Fruit brioche fingers from our local Asda might not have the same delicate and subtle falvours, but they make a close enough substitute.
Carve these into cubes, then soak in the custard for about 20 minutes.
Step 7: Baking the Bread and Butter Pudding
Once the brioche cubes have had time to absorb the custard and the raisins have soaked up the rum carefully spoon the lot into ramekins (or just one big dish, if you want it to be a more communal affair).
Bake for 25 minutes at 140°C. This should be enough to cook the pudding but still leave you with a deliciously silky texture, rather than a foamy over-baked one.
Leave to rest for a few minutes, then sprinkle with sugar and caramelise under the grill or with a blow torch before serving (be careful for this last bit, it’s easy to burn the corners of the bread cubes).
Both these dishes turned out really well.
The sausages could’ve benefitted from a little extra frying to really crisp up those skins (or, horror, deep frying for true snappy crispness) and I added a bit too much batter to the pan, leading to an unexpectedly thick and heavy Yorkshire base.

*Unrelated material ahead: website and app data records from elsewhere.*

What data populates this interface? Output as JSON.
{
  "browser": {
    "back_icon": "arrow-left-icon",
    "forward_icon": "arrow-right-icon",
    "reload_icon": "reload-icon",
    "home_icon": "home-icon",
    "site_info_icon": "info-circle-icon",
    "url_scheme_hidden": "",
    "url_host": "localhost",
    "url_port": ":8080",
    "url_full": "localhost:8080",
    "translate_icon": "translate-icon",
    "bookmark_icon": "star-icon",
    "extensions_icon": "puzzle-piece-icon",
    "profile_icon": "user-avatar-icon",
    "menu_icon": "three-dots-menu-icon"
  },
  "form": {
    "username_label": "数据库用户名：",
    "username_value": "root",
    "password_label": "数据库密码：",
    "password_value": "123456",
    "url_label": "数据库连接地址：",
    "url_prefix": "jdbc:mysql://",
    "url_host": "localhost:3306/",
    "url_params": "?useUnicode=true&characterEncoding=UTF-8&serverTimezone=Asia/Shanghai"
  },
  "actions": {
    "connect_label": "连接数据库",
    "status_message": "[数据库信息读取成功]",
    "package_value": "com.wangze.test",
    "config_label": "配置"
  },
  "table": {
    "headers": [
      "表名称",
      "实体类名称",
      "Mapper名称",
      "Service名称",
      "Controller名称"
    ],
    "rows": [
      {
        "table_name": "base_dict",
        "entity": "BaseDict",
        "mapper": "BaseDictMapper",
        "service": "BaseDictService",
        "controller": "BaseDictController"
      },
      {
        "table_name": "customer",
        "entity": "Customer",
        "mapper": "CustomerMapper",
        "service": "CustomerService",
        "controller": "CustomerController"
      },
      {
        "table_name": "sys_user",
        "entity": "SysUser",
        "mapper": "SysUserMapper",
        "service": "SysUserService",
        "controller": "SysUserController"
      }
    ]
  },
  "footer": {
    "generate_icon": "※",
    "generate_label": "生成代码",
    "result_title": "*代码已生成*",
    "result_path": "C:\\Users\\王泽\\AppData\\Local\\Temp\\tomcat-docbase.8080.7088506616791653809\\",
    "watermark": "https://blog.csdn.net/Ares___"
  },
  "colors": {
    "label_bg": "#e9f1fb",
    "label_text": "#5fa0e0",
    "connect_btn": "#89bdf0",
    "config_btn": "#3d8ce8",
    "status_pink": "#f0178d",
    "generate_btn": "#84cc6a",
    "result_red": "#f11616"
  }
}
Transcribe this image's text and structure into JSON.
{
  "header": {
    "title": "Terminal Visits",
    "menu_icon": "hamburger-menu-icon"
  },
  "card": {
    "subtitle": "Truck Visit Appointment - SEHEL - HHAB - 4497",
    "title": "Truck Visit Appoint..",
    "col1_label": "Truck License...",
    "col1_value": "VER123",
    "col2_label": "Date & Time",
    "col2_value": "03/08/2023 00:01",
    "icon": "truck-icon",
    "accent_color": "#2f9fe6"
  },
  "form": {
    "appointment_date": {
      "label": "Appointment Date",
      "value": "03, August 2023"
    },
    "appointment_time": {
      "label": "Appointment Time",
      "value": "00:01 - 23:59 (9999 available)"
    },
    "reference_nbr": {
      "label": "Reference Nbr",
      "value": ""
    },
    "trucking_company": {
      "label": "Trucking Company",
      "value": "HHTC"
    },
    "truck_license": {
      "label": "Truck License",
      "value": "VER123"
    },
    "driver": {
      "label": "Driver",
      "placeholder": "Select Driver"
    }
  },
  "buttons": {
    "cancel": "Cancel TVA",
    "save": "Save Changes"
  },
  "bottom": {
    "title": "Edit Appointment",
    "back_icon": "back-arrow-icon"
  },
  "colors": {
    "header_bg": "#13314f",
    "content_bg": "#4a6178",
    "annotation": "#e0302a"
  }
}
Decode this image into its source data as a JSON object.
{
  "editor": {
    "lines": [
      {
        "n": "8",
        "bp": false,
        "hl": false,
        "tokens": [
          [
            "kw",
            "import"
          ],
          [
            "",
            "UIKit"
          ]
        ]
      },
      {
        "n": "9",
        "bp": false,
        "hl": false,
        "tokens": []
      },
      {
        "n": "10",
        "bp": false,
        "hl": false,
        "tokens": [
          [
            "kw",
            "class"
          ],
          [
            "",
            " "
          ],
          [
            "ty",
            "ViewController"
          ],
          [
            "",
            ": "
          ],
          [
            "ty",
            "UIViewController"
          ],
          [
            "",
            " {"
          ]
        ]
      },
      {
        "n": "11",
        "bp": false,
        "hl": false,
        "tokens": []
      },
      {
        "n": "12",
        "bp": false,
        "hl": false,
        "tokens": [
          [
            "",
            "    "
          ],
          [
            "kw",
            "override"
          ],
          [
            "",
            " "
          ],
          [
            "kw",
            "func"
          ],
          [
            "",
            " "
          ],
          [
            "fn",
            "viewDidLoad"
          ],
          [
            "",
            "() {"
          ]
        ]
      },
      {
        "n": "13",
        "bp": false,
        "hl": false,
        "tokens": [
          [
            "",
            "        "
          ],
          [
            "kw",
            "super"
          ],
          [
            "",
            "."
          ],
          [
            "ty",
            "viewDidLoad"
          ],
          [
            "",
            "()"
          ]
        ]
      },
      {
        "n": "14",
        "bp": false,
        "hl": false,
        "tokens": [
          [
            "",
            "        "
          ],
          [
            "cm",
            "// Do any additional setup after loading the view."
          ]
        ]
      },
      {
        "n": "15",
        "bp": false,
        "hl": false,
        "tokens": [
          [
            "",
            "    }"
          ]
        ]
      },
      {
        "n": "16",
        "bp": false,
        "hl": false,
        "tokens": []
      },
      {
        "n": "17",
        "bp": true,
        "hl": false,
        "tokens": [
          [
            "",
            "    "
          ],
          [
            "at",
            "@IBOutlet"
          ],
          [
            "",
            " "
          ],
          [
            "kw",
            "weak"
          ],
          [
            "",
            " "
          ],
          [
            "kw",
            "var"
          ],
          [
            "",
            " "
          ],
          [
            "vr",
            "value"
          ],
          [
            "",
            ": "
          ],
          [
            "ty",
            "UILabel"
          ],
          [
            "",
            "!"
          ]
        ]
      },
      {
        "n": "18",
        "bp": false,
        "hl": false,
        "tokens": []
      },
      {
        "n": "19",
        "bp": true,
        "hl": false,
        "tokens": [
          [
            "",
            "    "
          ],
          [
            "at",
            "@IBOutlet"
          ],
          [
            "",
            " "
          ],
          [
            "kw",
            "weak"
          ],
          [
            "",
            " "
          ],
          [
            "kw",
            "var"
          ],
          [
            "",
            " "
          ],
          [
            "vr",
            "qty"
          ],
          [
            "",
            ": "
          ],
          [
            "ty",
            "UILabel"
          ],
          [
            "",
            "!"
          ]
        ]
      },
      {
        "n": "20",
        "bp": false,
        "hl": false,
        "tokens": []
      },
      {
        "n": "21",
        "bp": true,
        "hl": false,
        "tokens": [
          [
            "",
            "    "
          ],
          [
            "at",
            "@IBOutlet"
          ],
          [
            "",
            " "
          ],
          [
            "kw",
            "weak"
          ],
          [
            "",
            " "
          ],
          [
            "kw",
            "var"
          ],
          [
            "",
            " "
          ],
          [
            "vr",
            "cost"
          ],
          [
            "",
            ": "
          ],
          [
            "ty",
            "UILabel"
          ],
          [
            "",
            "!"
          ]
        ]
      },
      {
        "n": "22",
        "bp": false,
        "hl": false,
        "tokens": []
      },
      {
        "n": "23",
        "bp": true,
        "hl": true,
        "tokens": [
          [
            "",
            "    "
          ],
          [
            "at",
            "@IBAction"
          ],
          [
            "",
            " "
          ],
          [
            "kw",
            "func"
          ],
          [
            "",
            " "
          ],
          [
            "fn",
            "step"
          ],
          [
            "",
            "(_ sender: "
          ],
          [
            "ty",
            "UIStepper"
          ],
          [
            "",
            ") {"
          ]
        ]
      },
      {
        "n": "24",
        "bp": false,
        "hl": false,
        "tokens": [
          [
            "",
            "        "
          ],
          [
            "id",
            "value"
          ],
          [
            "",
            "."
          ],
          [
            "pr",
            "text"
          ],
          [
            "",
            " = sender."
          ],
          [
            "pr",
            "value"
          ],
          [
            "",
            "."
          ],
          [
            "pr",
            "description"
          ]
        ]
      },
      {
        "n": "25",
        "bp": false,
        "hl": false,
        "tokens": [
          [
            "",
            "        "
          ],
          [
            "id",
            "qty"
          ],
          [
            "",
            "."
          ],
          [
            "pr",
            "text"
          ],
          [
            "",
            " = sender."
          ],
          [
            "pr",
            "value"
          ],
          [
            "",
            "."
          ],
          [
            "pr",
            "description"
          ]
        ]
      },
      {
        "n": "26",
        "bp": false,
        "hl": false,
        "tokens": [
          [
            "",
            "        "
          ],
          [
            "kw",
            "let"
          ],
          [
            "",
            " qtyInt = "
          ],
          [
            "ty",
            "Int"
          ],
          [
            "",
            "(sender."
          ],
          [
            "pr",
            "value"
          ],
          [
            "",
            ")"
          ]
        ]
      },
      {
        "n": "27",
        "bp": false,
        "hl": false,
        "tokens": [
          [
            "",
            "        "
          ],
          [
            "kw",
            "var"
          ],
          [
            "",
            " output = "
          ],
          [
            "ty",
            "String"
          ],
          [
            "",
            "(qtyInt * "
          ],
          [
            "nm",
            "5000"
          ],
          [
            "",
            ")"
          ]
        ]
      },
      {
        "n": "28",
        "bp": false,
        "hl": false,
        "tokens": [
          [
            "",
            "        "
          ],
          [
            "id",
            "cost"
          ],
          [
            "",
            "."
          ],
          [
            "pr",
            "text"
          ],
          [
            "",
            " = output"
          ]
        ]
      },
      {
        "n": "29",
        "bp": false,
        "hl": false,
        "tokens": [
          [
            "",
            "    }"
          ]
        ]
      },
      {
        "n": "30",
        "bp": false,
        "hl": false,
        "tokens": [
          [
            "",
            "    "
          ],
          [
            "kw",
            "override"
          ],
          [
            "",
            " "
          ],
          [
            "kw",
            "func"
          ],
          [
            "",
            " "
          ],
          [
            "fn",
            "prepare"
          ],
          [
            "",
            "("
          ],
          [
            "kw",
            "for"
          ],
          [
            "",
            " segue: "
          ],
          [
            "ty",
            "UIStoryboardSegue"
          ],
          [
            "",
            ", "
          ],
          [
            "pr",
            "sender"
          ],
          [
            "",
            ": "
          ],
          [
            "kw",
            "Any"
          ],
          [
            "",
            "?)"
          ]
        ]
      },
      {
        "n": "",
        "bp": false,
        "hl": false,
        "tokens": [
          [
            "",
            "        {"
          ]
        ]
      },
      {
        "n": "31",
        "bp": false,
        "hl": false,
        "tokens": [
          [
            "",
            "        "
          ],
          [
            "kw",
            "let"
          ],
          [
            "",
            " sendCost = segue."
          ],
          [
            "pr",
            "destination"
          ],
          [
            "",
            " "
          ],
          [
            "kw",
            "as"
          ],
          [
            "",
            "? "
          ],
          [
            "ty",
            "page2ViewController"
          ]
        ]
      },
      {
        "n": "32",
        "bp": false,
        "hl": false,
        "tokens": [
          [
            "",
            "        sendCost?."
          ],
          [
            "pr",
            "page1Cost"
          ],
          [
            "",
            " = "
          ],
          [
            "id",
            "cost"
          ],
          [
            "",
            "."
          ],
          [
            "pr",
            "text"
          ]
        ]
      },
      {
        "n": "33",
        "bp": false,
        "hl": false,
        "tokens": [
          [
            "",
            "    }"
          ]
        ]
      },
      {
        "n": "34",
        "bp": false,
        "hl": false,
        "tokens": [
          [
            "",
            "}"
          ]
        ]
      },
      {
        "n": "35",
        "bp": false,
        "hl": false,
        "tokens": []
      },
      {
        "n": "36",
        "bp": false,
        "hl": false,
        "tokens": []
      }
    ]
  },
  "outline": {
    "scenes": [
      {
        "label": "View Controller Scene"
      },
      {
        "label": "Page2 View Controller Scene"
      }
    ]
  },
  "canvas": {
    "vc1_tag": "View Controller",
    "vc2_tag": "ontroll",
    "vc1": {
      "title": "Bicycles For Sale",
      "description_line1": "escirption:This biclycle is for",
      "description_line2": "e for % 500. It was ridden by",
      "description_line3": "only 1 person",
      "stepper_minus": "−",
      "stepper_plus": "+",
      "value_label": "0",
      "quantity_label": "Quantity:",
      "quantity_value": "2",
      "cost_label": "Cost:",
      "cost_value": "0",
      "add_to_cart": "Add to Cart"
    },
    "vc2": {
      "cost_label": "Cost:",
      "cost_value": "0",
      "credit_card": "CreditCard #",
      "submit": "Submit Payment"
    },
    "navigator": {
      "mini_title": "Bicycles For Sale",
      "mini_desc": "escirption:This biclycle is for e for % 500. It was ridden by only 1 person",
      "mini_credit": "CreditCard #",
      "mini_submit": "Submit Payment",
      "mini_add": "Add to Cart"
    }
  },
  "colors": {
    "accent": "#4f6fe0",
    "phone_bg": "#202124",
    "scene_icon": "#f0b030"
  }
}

We probably needed an extra 5 or 10 minutes of cooking, too.
Bu those are all calibration issues, next time will be even better.
For a first attempt, and given that we’re really just taking a few odds and ends of other recipes and winging with them, we think was a marvellous success.
The bread and butter pudding was another triumph. The alcohol cooks out of the rum, so we didn’t suffer the harshness of it from our cheapo booze-for-cooking-with. The real standout feature is the silky-smooth custard. Still liquid, it gives the pudding a gorgeous texture and mouthfeel. The golden syrup flavour was only very subtle, but if you’re a fan of the taste then you’ll find it improves this dish no end.
Most of the Heston Blumenthal recipes we tackle tend to be his perfection ones – longwinded, difficult and expensive. To find two Heston recipes that are this simple, cheap and delicious was a magnificent treat. If only they could all be like this.
Both these dishes were so successful that we’re bound to repeat them. If we did we’d probably do the following:
- Fry the sausages longer and more thoroughly to ensure a truly crispy skin
- Add less batter to the pan
- Cook slightly longer
We also think the bread and butter pudding has potential for you to play around with it. Add more golden syrup, vanilla seeds, earl grey custard? There’s all sorts of possibilities.
Would you try these dishes, or do you have a simple go-to Heston recipe that you’ve always found successful? Please let us know in the comments section.